Flight MH370 fell very fast out of sky after engine failure, says news analysis
Australian defence scientists who analysed automated signals from missing flight MH370 have revealed that the Malaysia Airlines jet fell very fast — up to 20,000 feet a minute — as it crashed into the Indian Ocean off Western Australia.
As per media reports, the data analysis and manufacturer simulations showed it was likely that the aircraft lost engine power before falling out of the sky at a rate of up to 20,000 feet per minute on March 8, 2014, Xinhua news agency reported.
An aircraft attempting a regular landing--or a crash-landing in water--would descend at a rate of around 20,000 feet per minute, raising doubts over previous predictions that the plane “landed” intact in the water before breaking up, the analysts said.

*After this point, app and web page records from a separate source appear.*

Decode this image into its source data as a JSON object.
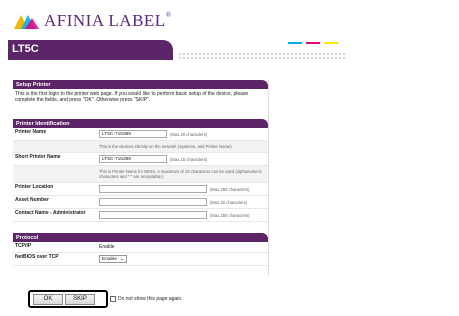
{
  "logo": {
    "text": "AFINIA LABEL",
    "tm": "®"
  },
  "header": {
    "title": "LT5C",
    "stripe_colors": [
      "#00aee8",
      "#e4007f",
      "#ffe600"
    ],
    "brand_color": "#5b2567"
  },
  "setup": {
    "heading": "Setup Printer",
    "message": "This is the first login to the printer web page. If you would like to perform basic setup of the device, please complete the fields, and press \"OK\". Otherwise press \"SKIP\"."
  },
  "identification": {
    "heading": "Printer Identification",
    "printer_name": {
      "label": "Printer Name",
      "value": "LT5C-715389",
      "hint": "(Max.20 characters)",
      "note": "This is the devices identity on the network (Systems, and Printer Name)."
    },
    "short_name": {
      "label": "Short Printer Name",
      "value": "LT5C-715389",
      "hint": "(Max.15 characters)",
      "note": "This is Printer Name for WINS. A maximum of 15 characters can be used (alphanumeric characters and \"-\" are acceptable.)"
    },
    "location": {
      "label": "Printer Location",
      "value": "",
      "hint": "(Max.255 characters)"
    },
    "asset": {
      "label": "Asset Number",
      "value": "",
      "hint": "(Max.32 characters)"
    },
    "contact": {
      "label": "Contact Name - Administrator",
      "value": "",
      "hint": "(Max.255 characters)"
    }
  },
  "protocol": {
    "heading": "Protocol",
    "tcpip": {
      "label": "TCP/IP",
      "value": "Enable"
    },
    "netbios": {
      "label": "NetBIOS over TCP",
      "selected": "Enable"
    }
  },
  "actions": {
    "ok_label": "OK",
    "skip_label": "SKIP",
    "dont_show_label": "Do not show this page again."
  }
}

Australian scientists believed that prior to its final moments, the jet made a number of automated “handshake” signals with satellites on the ground near Perth in Western Australia.
After six of those handshakes, a seventh, out-of-sequence signal came from the jet, indicating engine failure likely from lack of fuel.
The data gives life to the theory that the MH370 fell out of the sky, and did not glide to a final crash-landing spot in the Indian Ocean.
Australian Transport Safety Bureau (ATSB) chief commissioner Greg Hood said the scientists’ analysis of the signals closely matched a flight scenario in which there was no pilot at the controls at the point of impact--in contrast to previous theories about how MH370 went down.
Hood said the signal data meant MH370 likely crashed in the 120,000-square-km search area now being combed by Australian authorities.
If the aircraft had glided to a final resting place--as previous theories had hinted--the plane may have gone down outside of the current search area.
MH370 was a scheduled passenger flight from Kuala Lumpur bound for Beijing. It had 239 passengers and crew on board when it disappeared on March 8, 2014.
(With agency input)